Leech Lake Ojibwe Members Fight for Treaty Rights After Arrest for Harvesting Deer
The beginnings of the next round of federal treaty rights litigation is brewing in northern Minnesota.
On November 1, 2015, two Leech Lake Band of Ojibwe members, Tony Morris and Randy Finn, went into the field near Blackduck, Minnesota with a goal of putting food on the table. Their sole objective was to harvest a deer, not to trigger litigation. However, they managed to do both.

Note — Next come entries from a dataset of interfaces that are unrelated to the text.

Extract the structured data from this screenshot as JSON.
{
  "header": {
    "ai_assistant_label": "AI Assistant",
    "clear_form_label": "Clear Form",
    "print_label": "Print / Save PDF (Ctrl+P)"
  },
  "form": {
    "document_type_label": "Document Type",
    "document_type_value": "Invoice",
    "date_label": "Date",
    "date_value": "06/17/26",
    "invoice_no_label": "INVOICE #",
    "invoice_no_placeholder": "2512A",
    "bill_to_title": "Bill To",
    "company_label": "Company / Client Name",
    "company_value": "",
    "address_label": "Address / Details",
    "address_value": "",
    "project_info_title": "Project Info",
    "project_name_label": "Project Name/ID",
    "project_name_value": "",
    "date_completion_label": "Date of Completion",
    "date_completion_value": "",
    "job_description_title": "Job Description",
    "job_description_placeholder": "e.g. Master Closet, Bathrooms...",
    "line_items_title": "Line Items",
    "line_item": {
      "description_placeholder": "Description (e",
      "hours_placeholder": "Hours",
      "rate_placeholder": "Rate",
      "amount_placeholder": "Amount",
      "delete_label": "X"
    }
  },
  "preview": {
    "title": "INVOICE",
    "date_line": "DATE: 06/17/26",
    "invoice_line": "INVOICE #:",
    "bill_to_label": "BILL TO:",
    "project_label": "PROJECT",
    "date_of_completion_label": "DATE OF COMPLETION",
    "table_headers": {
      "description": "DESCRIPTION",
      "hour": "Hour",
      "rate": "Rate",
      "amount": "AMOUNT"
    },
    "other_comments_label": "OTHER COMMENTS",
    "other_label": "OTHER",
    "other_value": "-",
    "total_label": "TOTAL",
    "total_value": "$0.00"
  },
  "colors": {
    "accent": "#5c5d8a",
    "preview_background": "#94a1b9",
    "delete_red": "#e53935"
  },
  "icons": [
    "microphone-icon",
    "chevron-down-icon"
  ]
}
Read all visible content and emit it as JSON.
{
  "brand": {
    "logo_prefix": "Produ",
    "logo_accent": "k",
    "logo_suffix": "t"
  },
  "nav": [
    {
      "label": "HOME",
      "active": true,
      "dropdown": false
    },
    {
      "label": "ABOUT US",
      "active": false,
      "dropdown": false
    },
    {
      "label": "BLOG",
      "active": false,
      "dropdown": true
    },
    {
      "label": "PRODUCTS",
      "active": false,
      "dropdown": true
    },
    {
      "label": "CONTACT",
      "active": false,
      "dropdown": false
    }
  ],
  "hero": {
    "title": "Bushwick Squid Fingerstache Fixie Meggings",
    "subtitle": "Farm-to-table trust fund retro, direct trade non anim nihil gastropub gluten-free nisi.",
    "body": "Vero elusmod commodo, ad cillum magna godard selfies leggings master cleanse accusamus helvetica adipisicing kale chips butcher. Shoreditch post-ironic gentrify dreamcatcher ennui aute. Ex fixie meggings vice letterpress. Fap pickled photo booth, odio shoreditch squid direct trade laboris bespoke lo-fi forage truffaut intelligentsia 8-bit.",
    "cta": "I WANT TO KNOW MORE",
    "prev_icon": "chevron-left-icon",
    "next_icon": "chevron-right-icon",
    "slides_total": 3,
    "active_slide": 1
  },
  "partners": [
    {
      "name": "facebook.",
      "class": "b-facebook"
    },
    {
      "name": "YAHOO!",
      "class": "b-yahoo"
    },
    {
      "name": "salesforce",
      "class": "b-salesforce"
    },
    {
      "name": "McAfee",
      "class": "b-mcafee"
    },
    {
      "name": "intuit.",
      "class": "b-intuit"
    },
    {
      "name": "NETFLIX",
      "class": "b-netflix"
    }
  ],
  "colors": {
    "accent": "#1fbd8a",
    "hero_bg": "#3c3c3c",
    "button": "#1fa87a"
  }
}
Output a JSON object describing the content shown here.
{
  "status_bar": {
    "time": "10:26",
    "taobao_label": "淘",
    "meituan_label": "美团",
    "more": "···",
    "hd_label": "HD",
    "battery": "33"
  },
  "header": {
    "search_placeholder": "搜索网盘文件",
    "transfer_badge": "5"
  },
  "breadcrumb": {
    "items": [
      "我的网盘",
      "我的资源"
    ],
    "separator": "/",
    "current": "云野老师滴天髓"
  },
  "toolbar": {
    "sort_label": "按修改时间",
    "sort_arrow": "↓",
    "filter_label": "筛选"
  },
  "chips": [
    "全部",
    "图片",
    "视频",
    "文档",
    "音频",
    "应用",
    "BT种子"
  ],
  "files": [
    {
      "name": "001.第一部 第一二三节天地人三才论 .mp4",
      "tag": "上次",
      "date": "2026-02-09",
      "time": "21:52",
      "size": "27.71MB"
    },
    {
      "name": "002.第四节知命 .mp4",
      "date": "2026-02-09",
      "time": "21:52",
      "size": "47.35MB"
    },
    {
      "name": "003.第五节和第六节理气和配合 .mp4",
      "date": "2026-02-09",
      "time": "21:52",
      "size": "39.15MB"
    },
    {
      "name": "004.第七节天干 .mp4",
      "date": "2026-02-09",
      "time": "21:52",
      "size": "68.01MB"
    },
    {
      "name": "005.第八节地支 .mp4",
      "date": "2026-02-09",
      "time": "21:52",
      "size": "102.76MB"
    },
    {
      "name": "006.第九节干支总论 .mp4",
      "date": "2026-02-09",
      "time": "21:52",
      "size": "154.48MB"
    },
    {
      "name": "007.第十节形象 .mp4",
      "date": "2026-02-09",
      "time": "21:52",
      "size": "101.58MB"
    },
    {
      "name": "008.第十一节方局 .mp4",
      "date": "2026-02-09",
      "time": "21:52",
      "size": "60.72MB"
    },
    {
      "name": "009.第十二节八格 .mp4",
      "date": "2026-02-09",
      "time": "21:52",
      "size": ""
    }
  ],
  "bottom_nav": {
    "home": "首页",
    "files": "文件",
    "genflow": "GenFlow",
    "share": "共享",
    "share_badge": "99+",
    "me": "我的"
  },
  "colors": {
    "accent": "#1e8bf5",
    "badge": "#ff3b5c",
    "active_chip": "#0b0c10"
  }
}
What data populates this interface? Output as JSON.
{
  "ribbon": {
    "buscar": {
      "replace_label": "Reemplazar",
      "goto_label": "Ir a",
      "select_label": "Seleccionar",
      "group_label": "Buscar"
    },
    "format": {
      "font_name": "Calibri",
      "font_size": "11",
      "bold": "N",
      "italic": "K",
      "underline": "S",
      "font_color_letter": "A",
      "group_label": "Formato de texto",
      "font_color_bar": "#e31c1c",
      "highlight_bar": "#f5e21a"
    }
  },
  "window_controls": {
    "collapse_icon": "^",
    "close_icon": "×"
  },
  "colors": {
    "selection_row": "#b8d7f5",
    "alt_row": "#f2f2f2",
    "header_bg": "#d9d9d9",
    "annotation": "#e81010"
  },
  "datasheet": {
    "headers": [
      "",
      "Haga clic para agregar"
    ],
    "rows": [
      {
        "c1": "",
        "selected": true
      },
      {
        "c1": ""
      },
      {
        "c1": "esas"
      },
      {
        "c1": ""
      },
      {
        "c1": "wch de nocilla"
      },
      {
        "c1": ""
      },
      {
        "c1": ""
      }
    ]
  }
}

As Morris and Finn dragged a dressed deer out of the woods they were met by a woman who had heard their gunshots. This was her property, she told the two band members, and they were trespassing. The confrontation led to a formal complaint filed in Beltrami County Court in January by the State of Minnesota charging both tribal members with hunting out of season. If convicted, they could receive up to a year in jail and a $3,000 fine. The tribal members argued in their defense that they were merely invoking preexisting treaty rights, which supercede state law.